Data Centers are notorious places for major energy consumption, as well as for products that are made from materials that are not always friendly to the local environment. There are, however, many ways to create a Green Policy for your data Solutions Center that gives back to your bottom line. After all, every time you reduce energy consumption you reduce your operating costs. Here are some techniques/products our IT Engineers Love.

1.) Use Blanking Panels. Just by passively directly the flow of air, you can result in a 25% reduction in cooling requirements. One of our enclosure manufacturers shared a real application with us. A data center manager they worked with was having trouble with the facilities manager (like that never happens, right?) over the amount of cooling they were going to need for the next fiscal year based on the new equipment requirements.

They were going to add about 30 new servers to the data center and the facilities manager told them there was no way they were going to get another air handler. In this application, the data center manager added his 30 new servers, but also added blanking panels to the empty spaces in the racks. This resulted in the cold air being forced to go to the dedicated server and not flow randomly. The net effect was a 30% reduction in energy consumption, in spite of the additional power draw for the servers.

2.) Find a way to add new IT equipment to existing legacy IT systems to a business.
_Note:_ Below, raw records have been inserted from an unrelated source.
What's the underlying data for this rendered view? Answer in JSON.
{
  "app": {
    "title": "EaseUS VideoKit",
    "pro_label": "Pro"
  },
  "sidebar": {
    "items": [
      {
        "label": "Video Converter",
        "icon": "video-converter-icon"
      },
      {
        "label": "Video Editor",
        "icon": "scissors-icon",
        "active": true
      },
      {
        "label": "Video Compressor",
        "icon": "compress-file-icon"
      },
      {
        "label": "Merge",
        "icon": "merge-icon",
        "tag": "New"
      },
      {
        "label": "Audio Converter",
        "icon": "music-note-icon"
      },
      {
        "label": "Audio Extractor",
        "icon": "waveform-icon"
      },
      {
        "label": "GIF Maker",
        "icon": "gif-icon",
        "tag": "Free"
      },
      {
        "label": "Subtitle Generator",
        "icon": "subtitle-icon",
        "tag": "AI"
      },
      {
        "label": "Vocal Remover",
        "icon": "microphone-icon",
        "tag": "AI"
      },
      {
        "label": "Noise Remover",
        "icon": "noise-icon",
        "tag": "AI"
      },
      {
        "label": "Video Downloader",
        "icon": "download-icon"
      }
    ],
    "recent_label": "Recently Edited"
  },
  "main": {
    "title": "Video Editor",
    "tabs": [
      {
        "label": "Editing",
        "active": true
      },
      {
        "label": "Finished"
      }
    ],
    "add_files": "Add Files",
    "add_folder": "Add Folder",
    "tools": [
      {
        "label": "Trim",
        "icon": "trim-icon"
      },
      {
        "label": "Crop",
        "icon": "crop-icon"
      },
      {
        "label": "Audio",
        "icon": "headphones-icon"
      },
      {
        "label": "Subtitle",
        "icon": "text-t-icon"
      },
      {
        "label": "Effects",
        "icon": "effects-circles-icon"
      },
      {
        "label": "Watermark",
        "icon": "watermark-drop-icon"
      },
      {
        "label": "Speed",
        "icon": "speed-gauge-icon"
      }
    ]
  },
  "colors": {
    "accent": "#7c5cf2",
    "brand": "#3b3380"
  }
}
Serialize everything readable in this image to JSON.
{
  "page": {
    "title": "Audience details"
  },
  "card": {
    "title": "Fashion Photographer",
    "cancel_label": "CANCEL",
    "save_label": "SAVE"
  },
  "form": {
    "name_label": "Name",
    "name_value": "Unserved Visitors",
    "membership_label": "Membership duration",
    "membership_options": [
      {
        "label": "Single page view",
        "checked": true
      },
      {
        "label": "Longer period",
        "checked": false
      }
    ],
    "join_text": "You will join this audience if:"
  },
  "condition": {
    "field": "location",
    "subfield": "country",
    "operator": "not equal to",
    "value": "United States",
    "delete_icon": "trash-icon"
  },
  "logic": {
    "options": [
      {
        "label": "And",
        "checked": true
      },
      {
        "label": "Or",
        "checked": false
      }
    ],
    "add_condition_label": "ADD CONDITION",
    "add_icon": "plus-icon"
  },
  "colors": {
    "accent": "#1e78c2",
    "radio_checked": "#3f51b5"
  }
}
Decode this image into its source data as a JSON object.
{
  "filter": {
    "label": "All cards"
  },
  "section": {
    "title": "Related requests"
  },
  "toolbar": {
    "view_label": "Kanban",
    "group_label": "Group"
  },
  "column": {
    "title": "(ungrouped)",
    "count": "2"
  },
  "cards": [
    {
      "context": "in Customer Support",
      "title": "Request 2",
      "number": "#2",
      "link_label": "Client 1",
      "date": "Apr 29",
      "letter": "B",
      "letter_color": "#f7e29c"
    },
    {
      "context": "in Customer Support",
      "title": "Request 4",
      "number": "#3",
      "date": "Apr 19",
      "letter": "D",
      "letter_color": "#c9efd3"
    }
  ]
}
This is less costly and more efficient than replacing the whole IT infrastructure. It also eliminates tossing a lot of equipment into the ever-growing garbage dumps. We found that Mincom has a solution to allow you to access and control legacy devices through a single piece of equipment and management software.

3.) Go lights out. Remote Managed and Metered Power is a great tool, but you should also look for software that allows you to manage all of your equipment remotely, through a single session, as well as enable others to have access as needed. Again, our favorite was Minicom. Their solution has time and again shown how they can not only save energy costs through remote management, but also overall IT expenses through access controls to legacy equipment.

4.) Look for EPEAT rated products. The data center extends beyond the server room to the offices loaded with laptops, CPUs, Monitors and Thin Client. EPEAT is a rating system to help you find those products that meet environmental standards. In this case, it is always best to “go for the gold”. Gold Rated Products have met all 23 of the mandatory requirements, as well as 75% of the optional items.

Making changes sound hard, but in this case, they are actually fairly easy. The end result is your ability as a disaster recovery management to control a budget that easily gets out of hand. Your other added benefit is making new friends in the facilities department with your reduction in energy usage. My suggestion is to use the cost savings to show job justification!